Missing payments 

Life doesn’t always go to plan. You may have a change of circumstances and are suddenly not able to meet your repayment obligations. A listed missed payment or default will stay on your credit report for up to 5 years and can seriously harm your credit score. Additionally, penalty fees may occur for late payments that impact your personal finances and increase your debt even further.

However, credit providers generally have procedures in place to help you if you are struggling. So if you find yourself in difficult times, it might be in your best interest to reach out to your lender for assistance.

Bankruptcy

The ins and outs of bankruptcy can be confusing. How bankruptcy affects your credit score can be even trickier to understand. So, we wanted to break this down for you.

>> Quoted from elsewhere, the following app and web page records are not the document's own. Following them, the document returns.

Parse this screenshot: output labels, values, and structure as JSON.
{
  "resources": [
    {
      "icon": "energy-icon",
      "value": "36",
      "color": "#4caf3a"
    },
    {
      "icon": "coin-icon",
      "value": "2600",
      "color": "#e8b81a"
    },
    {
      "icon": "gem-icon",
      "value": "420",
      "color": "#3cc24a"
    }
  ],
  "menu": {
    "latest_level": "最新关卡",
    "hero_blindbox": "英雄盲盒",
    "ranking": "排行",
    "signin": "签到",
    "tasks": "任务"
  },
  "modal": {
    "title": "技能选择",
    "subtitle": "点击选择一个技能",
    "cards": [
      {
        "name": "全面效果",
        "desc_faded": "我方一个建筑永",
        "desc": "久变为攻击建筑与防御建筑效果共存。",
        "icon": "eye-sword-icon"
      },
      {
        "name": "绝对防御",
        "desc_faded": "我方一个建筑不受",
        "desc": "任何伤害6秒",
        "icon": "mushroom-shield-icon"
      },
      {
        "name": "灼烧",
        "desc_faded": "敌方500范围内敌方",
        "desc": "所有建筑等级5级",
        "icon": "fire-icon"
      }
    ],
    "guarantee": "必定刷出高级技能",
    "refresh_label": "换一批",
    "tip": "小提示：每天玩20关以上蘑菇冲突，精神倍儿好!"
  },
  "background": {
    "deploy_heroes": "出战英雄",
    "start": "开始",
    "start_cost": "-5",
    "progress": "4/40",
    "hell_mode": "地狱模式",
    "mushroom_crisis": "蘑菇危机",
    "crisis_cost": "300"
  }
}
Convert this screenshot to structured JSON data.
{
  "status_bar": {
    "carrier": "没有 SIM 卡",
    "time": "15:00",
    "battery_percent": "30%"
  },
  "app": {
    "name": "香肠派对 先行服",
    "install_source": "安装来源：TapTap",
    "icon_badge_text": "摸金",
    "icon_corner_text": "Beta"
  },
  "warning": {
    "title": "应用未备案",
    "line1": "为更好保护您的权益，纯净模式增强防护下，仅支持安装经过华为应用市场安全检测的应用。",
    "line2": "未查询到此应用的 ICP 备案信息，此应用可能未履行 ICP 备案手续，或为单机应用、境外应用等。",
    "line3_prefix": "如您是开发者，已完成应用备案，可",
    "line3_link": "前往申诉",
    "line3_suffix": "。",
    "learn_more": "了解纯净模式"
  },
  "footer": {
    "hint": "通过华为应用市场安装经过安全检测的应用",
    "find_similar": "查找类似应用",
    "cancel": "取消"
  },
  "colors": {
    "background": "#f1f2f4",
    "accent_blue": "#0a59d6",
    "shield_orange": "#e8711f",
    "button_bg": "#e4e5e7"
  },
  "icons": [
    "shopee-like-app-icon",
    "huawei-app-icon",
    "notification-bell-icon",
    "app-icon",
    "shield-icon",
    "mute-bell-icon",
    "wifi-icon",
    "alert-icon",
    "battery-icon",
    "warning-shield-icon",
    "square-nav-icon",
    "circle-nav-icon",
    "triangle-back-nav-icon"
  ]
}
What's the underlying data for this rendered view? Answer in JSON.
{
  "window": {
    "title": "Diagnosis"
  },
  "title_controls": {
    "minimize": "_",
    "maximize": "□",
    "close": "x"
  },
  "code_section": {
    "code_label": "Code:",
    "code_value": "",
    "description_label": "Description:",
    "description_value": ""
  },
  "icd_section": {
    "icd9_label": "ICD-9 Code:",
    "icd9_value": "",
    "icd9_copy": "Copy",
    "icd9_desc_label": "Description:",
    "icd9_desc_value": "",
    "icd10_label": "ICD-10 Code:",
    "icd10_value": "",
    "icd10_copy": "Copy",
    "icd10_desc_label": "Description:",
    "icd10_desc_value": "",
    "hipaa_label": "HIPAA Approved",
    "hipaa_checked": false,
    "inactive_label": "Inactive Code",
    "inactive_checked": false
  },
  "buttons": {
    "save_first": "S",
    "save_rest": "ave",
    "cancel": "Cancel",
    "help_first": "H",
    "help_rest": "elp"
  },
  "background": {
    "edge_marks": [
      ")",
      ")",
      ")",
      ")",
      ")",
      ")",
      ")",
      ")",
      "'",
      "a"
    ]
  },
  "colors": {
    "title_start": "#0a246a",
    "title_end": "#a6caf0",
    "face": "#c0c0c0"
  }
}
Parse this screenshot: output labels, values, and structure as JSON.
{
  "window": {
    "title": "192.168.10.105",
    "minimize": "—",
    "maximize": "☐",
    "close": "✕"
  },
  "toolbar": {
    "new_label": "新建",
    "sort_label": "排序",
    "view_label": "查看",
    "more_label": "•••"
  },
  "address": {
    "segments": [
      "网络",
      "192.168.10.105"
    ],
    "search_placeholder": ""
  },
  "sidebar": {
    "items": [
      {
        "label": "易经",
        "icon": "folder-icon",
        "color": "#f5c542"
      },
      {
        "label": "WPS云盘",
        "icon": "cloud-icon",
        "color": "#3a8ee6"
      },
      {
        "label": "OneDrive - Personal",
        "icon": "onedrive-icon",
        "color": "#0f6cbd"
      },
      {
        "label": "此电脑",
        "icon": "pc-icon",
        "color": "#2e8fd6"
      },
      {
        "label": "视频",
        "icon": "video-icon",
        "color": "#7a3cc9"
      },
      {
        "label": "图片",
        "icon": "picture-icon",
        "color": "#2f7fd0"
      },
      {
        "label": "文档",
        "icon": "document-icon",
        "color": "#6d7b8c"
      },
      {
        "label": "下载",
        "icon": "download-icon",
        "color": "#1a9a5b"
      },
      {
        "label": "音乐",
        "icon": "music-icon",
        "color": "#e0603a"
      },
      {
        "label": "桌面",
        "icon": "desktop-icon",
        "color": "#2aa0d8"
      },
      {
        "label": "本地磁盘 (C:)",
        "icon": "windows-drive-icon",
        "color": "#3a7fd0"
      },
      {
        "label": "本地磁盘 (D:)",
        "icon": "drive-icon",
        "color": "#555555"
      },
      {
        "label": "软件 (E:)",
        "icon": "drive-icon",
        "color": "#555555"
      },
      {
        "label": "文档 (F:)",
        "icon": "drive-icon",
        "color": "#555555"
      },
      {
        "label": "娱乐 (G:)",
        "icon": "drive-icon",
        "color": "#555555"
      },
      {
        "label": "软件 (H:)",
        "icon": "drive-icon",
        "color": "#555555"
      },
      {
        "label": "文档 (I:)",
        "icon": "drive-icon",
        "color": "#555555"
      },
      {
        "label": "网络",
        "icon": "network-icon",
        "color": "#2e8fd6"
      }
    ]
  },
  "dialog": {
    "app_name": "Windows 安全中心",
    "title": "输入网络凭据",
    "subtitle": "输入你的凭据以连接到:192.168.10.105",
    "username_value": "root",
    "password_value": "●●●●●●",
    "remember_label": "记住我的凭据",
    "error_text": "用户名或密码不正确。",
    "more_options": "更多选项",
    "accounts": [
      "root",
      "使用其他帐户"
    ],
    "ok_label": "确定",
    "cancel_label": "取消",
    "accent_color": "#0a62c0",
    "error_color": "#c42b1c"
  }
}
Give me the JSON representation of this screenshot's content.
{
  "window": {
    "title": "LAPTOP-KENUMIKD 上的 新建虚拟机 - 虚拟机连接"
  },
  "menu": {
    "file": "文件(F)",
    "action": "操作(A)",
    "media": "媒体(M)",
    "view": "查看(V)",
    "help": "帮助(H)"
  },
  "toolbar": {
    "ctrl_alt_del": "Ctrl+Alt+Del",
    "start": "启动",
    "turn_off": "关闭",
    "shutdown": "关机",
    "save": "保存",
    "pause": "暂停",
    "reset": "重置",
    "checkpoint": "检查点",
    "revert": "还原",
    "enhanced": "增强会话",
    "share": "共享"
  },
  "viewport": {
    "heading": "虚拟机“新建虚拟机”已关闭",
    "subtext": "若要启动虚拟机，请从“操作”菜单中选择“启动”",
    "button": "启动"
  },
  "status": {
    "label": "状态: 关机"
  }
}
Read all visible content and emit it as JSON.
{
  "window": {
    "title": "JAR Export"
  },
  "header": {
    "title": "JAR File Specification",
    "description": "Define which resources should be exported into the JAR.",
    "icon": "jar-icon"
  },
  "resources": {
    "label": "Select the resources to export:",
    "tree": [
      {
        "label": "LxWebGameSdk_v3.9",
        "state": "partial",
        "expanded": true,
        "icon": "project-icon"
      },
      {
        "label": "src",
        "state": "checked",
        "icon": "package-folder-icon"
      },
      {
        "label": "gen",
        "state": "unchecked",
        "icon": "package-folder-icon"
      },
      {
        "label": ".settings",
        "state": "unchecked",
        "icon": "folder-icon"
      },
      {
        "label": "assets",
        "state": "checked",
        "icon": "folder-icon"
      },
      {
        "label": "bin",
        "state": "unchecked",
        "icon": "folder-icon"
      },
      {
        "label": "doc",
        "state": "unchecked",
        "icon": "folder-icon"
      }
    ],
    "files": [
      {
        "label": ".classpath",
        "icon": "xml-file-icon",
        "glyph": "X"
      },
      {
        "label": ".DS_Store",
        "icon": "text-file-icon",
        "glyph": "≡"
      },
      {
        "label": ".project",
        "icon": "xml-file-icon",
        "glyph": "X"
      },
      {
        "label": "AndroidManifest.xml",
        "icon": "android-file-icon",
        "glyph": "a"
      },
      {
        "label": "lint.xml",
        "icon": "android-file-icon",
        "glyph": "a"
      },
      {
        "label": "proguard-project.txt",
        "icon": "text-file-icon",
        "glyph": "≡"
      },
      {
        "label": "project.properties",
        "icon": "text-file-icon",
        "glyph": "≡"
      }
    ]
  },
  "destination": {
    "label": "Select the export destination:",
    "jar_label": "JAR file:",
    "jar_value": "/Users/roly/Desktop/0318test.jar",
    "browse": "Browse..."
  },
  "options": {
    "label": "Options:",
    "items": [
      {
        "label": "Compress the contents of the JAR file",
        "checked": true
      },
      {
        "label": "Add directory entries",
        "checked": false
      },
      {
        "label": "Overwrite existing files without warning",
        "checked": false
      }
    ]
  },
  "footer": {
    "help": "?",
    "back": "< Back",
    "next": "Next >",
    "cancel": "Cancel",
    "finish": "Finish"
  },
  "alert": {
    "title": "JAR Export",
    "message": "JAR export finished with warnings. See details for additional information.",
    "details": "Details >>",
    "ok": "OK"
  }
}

As explained by the Australian Financial Security Authority, the government agency that manages bankruptcy for individuals, bankruptcy is the legal process when you’re declared unable to pay your debts.

When you’re declared bankrupt, it can release you from most of your debts. You can also be provided relief once being declared bankrupt, to give you the opportunity to make a fresh start. However, if you had a loan that was secured by an asset, the credit provider can start the process of repossession of the secured asset to recover part or all of the debt owed.

There are two ways in Australia to enter into bankruptcy. You can either enter into voluntary bankruptcy by completing and submitting a Bankruptcy Form. Or, a creditor can petition to have you enter a bankruptcy agreement through court proceedings, referred to as a sequestration order.

Bankruptcy normally lasts for 3 years and 1 day.

Bankruptcy and your credit score

Whilst declaring bankruptcy can give you the chance to start over again, it can still have a severe impact on numerous aspects of your life. One of these could be your ability to obtain credit.

In Australia, for anything above $5,788, you must disclose that you are bankrupt or in a debt agreement before you can buy goods or services on credit. After your bankruptcy has ended, all restrictions on applying for loans or credit are lifted. Then, it’s up to the credit provider to decide if they will lend you money.

However, your credit report will still show your bankruptcy even after it has ended. Specifically, your report will show your bankruptcy for either:

  • 2 years from when your bankruptcy ends or;
  • 5 years from the date you became bankrupt (whichever is later).

Therefore, bankruptcy will remain on your credit report for a maximum of 5 years, assuming your bankruptcy period lasts for 3 years and 1 day. The bankruptcy status will change on your report depending on whether you completed the agreement within the 5 years.

What is important to highlight here is that it is completely up to the credit provider as to whether they will give you a loan. The bankruptcy indicates to them that you are not able to effectively manage your debt and you are a high-risk borrower.

Whilst it’s likely that each credit provider has different criteria that determine whether they will lend to someone who has been bankrupt, there are some things that you can do that might help your situation.

If you can show that your financial situation has changed and you are now able to effectively manage your debt and have overcome your bad habits, this could go a long way for a creditor.

However, it’s probably in your best interest to avoid bankruptcy altogether. Most credit providers have systems in place to support you if you are experiencing hardship or struggle to make your repayments. You can also reach out for support. Each case is different and a financial counsellor will provide advice on what’s best in your personal situation. 

How much does bankruptcy hurt my score?

The exact ingredients that go into a credit score are well-guarded secrets of credit bureaus, so no one knows exactly how they calculate your credit score. However, what we do know is that if you go into bankruptcy your score will be negatively impacted. 

Once you start the process, your credit score will then be adjusted depending on whether you complete the bankruptcy agreement within the maximum period of 5 years. A standard period for completing a bankruptcy agreement is 3 years and 1 day, whereby it will remain on your credit file for an additional two years.